| Work request |
Every line below containing the word "title" should be found and copied.

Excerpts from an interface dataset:
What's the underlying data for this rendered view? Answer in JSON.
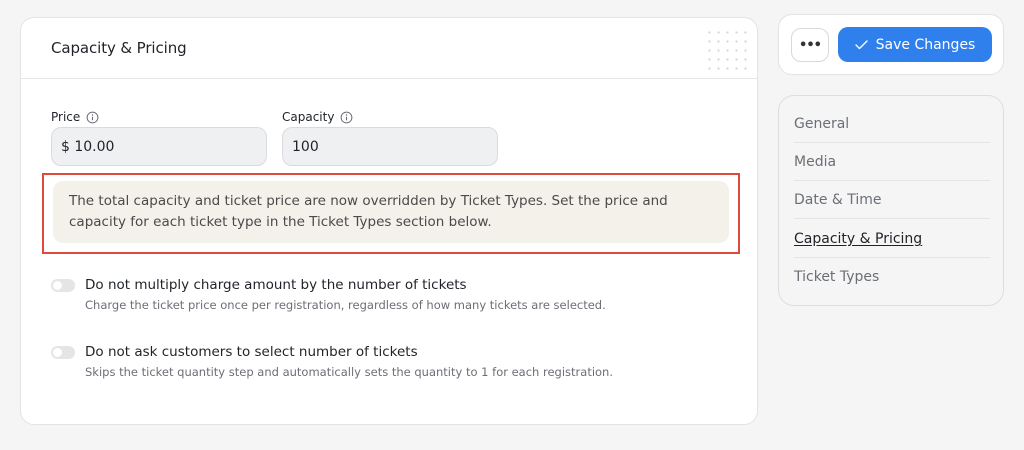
{
  "section": {
    "title": "Capacity & Pricing"
  },
  "price": {
    "label": "Price",
    "value": "$ 10.00"
  },
  "capacity": {
    "label": "Capacity",
    "value": "100"
  },
  "notice": {
    "text": "The total capacity and ticket price are now overridden by Ticket Types. Set the price and capacity for each ticket type in the Ticket Types section below."
  },
  "options": [
    {
      "title": "Do not multiply charge amount by the number of tickets",
      "description": "Charge the ticket price once per registration, regardless of how many tickets are selected.",
      "enabled": false
    },
    {
      "title": "Do not ask customers to select number of tickets",
      "description": "Skips the ticket quantity step and automatically sets the quantity to 1 for each registration.",
      "enabled": false
    }
  ],
  "actions": {
    "more_label": "•••",
    "save_label": "Save Changes",
    "accent_color": "#2f80ed"
  },
  "nav": {
    "items": [
      {
        "label": "General",
        "active": false
      },
      {
        "label": "Media",
        "active": false
      },
      {
        "label": "Date & Time",
        "active": false
      },
      {
        "label": "Capacity & Pricing",
        "active": true
      },
      {
        "label": "Ticket Types",
        "active": false
      }
    ]
  }
}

| Response to this task |
    "title": "Capacity & Pricing"
      "title": "Do not multiply charge amount by the number of tickets",
      "title": "Do not ask customers to select number of tickets",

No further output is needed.